— YOUR TASK —
Lift out all lines below that contain "douyu".

— RECORDS SUPPLIED —
● ● ● ● ●

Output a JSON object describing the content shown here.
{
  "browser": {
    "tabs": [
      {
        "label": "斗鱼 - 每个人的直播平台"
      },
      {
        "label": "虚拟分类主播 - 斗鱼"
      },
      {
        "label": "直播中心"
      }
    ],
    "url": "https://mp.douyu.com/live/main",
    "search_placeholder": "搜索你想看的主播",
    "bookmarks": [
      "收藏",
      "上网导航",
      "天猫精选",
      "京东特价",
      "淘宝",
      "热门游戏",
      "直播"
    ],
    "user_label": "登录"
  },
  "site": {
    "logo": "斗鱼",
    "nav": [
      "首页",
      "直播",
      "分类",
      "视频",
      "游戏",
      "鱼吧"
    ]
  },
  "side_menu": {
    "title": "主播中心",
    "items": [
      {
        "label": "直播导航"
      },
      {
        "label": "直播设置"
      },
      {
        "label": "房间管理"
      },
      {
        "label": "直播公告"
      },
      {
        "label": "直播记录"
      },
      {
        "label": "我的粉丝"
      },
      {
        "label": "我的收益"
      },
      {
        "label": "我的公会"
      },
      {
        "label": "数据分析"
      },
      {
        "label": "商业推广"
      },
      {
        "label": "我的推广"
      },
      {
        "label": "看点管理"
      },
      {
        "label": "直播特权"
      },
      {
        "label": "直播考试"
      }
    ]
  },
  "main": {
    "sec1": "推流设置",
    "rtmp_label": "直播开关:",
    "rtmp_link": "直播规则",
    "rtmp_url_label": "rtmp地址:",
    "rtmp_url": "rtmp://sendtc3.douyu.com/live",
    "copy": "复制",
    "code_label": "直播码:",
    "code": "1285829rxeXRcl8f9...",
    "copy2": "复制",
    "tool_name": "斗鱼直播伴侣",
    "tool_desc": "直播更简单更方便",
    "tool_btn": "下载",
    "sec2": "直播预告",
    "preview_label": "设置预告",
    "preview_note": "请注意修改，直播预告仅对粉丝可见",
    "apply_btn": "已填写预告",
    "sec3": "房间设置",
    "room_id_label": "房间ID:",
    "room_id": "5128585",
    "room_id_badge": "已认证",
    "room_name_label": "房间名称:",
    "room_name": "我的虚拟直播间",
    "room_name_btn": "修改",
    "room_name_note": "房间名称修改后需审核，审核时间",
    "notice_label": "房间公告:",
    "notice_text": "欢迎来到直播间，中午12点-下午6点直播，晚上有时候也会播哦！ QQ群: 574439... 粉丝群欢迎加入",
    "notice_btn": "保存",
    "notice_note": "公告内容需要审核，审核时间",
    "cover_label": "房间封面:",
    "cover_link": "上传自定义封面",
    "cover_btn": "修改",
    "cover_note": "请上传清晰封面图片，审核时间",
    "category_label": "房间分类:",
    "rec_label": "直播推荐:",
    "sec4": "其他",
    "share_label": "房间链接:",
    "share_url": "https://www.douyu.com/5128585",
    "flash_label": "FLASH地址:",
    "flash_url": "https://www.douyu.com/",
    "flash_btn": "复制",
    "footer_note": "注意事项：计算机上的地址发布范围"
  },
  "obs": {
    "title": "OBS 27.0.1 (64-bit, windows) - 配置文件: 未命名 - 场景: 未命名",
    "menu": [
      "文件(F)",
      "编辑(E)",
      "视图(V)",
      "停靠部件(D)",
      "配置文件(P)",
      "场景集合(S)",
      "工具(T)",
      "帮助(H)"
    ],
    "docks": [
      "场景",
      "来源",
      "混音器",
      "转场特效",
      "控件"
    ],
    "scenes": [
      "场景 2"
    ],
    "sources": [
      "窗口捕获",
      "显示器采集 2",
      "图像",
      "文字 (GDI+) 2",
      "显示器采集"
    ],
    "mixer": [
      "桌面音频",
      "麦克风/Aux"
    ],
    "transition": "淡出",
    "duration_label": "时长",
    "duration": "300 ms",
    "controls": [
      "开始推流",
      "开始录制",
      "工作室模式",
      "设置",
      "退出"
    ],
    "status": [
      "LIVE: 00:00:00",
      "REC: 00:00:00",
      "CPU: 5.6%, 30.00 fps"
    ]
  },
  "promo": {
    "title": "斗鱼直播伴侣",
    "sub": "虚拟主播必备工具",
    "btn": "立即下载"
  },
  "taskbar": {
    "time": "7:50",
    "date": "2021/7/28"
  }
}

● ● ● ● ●

— WRITTEN SOLUTION —
    "url": "https://mp.douyu.com/live/main",
    "rtmp_url": "rtmp://sendtc3.douyu.com/live",
    "share_url": "https://www.douyu.com/5128585",
    "flash_url": "https://www.douyu.com/",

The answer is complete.